(Task details): The reply should contain all the data below, repeated exactly, and none of the images.

*** Material provided Section Begins ***

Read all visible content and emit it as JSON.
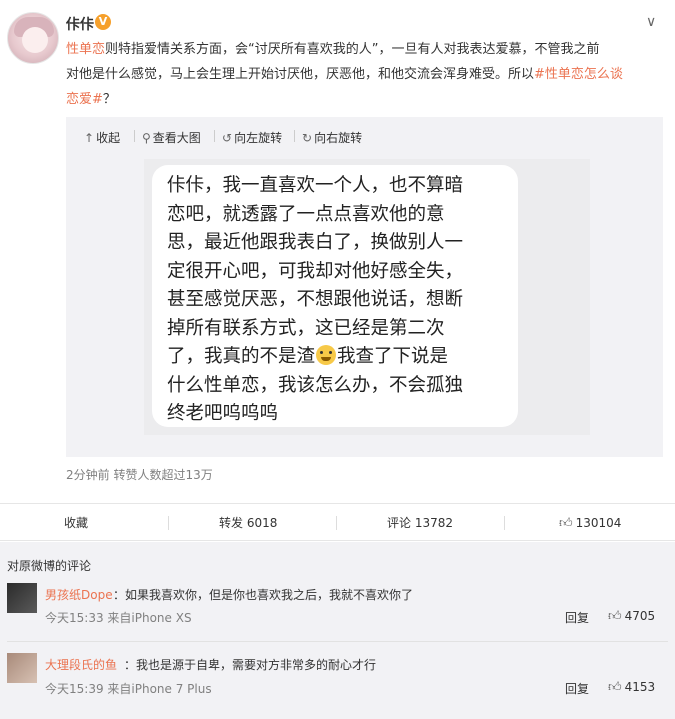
{
  "post": {
    "username": "佧佧",
    "verified_badge": "V",
    "menu_icon": "chevron-down-icon",
    "text_lines": [
      {
        "parts": [
          {
            "t": "性单恋",
            "link": true
          },
          {
            "t": "则特指爱情关系方面，会“讨厌所有喜欢我的人”，一旦有人对我表达爱慕，不管我之前",
            "link": false
          }
        ]
      },
      {
        "parts": [
          {
            "t": "对他是什么感觉，马上会生理上开始讨厌他，厌恶他，和他交流会浑身难受。所以",
            "link": false
          },
          {
            "t": "#性单恋怎么谈",
            "link": true
          }
        ]
      },
      {
        "parts": [
          {
            "t": "恋爱#",
            "link": true
          },
          {
            "t": "？",
            "link": false
          }
        ]
      }
    ],
    "meta": "2分钟前 转赞人数超过13万"
  },
  "media_toolbar": {
    "collapse": "收起",
    "view_large": "查看大图",
    "rotate_left": "向左旋转",
    "rotate_right": "向右旋转"
  },
  "chat_image": {
    "lines": [
      "佧佧，我一直喜欢一个人，也不算暗",
      "恋吧，就透露了一点点喜欢他的意",
      "思，最近他跟我表白了，换做别人一",
      "定很开心吧，可我却对他好感全失，",
      "甚至感觉厌恶，不想跟他说话，想断",
      "掉所有联系方式，这已经是第二次",
      "了，我真的不是渣",
      "我查了下说是",
      "什么性单恋，我该怎么办，不会孤独",
      "终老吧呜呜呜"
    ],
    "emoji_name": "crying-emoji"
  },
  "actions": {
    "favorite": "收藏",
    "repost": "转发 6018",
    "comment": "评论 13782",
    "like": "130104"
  },
  "comments": {
    "title": "对原微博的评论",
    "items": [
      {
        "name": "男孩纸Dope",
        "text": "：如果我喜欢你，但是你也喜欢我之后，我就不喜欢你了",
        "time": "今天15:33 来自iPhone XS",
        "reply": "回复",
        "likes": "4705"
      },
      {
        "name": "大理段氏的鱼",
        "text": "：我也是源于自卑，需要对方非常多的耐心才行",
        "time": "今天15:39 来自iPhone 7 Plus",
        "reply": "回复",
        "likes": "4153"
      }
    ]
  }
}
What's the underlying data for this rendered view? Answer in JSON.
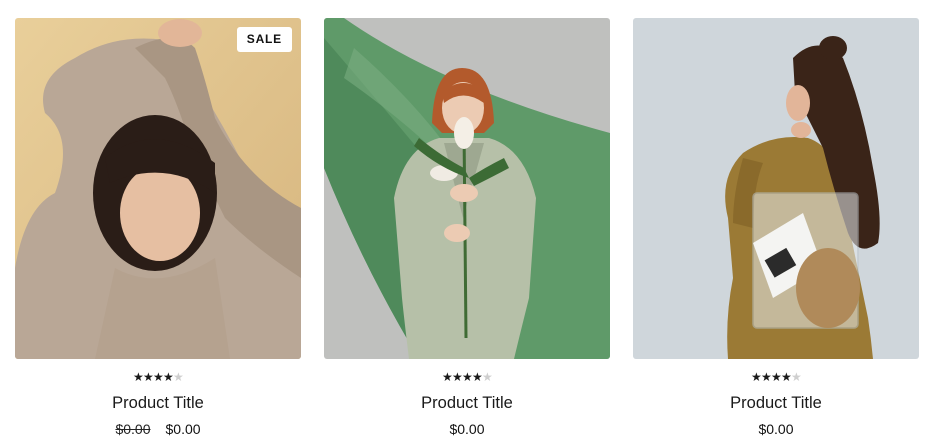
{
  "products": [
    {
      "badge": "SALE",
      "rating": 4,
      "rating_max": 5,
      "title": "Product Title",
      "compare_price": "$0.00",
      "price": "$0.00"
    },
    {
      "rating": 4,
      "rating_max": 5,
      "title": "Product Title",
      "price": "$0.00"
    },
    {
      "rating": 4,
      "rating_max": 5,
      "title": "Product Title",
      "price": "$0.00"
    }
  ],
  "icons": {
    "star_full": "star-icon",
    "star_empty": "star-outline-icon"
  },
  "colors": {
    "star_full": "#1a1a1a",
    "star_empty": "#cfcfcf",
    "badge_bg": "#ffffff"
  }
}
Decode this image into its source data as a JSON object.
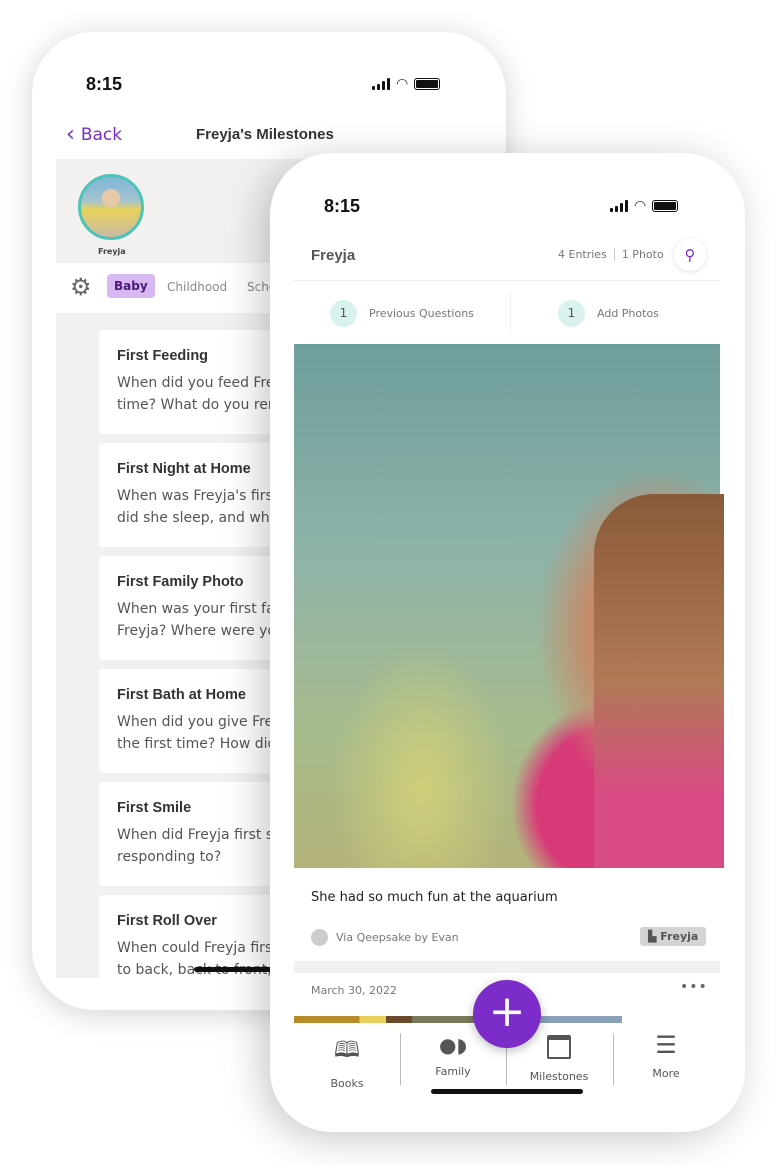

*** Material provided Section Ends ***

(Written solution):
Read all visible content and emit it as JSON.
{
  "post": {
    "username": "佧佧",
    "verified_badge": "V",
    "menu_icon": "chevron-down-icon",
    "text_lines": [
      {
        "parts": [
          {
            "t": "性单恋",
            "link": true
          },
          {
            "t": "则特指爱情关系方面，会“讨厌所有喜欢我的人”，一旦有人对我表达爱慕，不管我之前",
            "link": false
          }
        ]
      },
      {
        "parts": [
          {
            "t": "对他是什么感觉，马上会生理上开始讨厌他，厌恶他，和他交流会浑身难受。所以",
            "link": false
          },
          {
            "t": "#性单恋怎么谈",
            "link": true
          }
        ]
      },
      {
        "parts": [
          {
            "t": "恋爱#",
            "link": true
          },
          {
            "t": "？",
            "link": false
          }
        ]
      }
    ],
    "meta": "2分钟前 转赞人数超过13万"
  },
  "media_toolbar": {
    "collapse": "收起",
    "view_large": "查看大图",
    "rotate_left": "向左旋转",
    "rotate_right": "向右旋转"
  },
  "chat_image": {
    "lines": [
      "佧佧，我一直喜欢一个人，也不算暗",
      "恋吧，就透露了一点点喜欢他的意",
      "思，最近他跟我表白了，换做别人一",
      "定很开心吧，可我却对他好感全失，",
      "甚至感觉厌恶，不想跟他说话，想断",
      "掉所有联系方式，这已经是第二次",
      "了，我真的不是渣",
      "我查了下说是",
      "什么性单恋，我该怎么办，不会孤独",
      "终老吧呜呜呜"
    ],
    "emoji_name": "crying-emoji"
  },
  "actions": {
    "favorite": "收藏",
    "repost": "转发 6018",
    "comment": "评论 13782",
    "like": "130104"
  },
  "comments": {
    "title": "对原微博的评论",
    "items": [
      {
        "name": "男孩纸Dope",
        "text": "：如果我喜欢你，但是你也喜欢我之后，我就不喜欢你了",
        "time": "今天15:33 来自iPhone XS",
        "reply": "回复",
        "likes": "4705"
      },
      {
        "name": "大理段氏的鱼",
        "text": "：我也是源于自卑，需要对方非常多的耐心才行",
        "time": "今天15:39 来自iPhone 7 Plus",
        "reply": "回复",
        "likes": "4153"
      }
    ]
  }
}
What's the underlying data for this rendered view? Answer in JSON.
{
  "products": [
    {
      "badge": "SALE",
      "rating": 4,
      "rating_max": 5,
      "title": "Product Title",
      "compare_price": "$0.00",
      "price": "$0.00"
    },
    {
      "rating": 4,
      "rating_max": 5,
      "title": "Product Title",
      "price": "$0.00"
    },
    {
      "rating": 4,
      "rating_max": 5,
      "title": "Product Title",
      "price": "$0.00"
    }
  ],
  "icons": {
    "star_full": "star-icon",
    "star_empty": "star-outline-icon"
  },
  "colors": {
    "star_full": "#1a1a1a",
    "star_empty": "#cfcfcf",
    "badge_bg": "#ffffff"
  }
}
Decode this image into its source data as a JSON object.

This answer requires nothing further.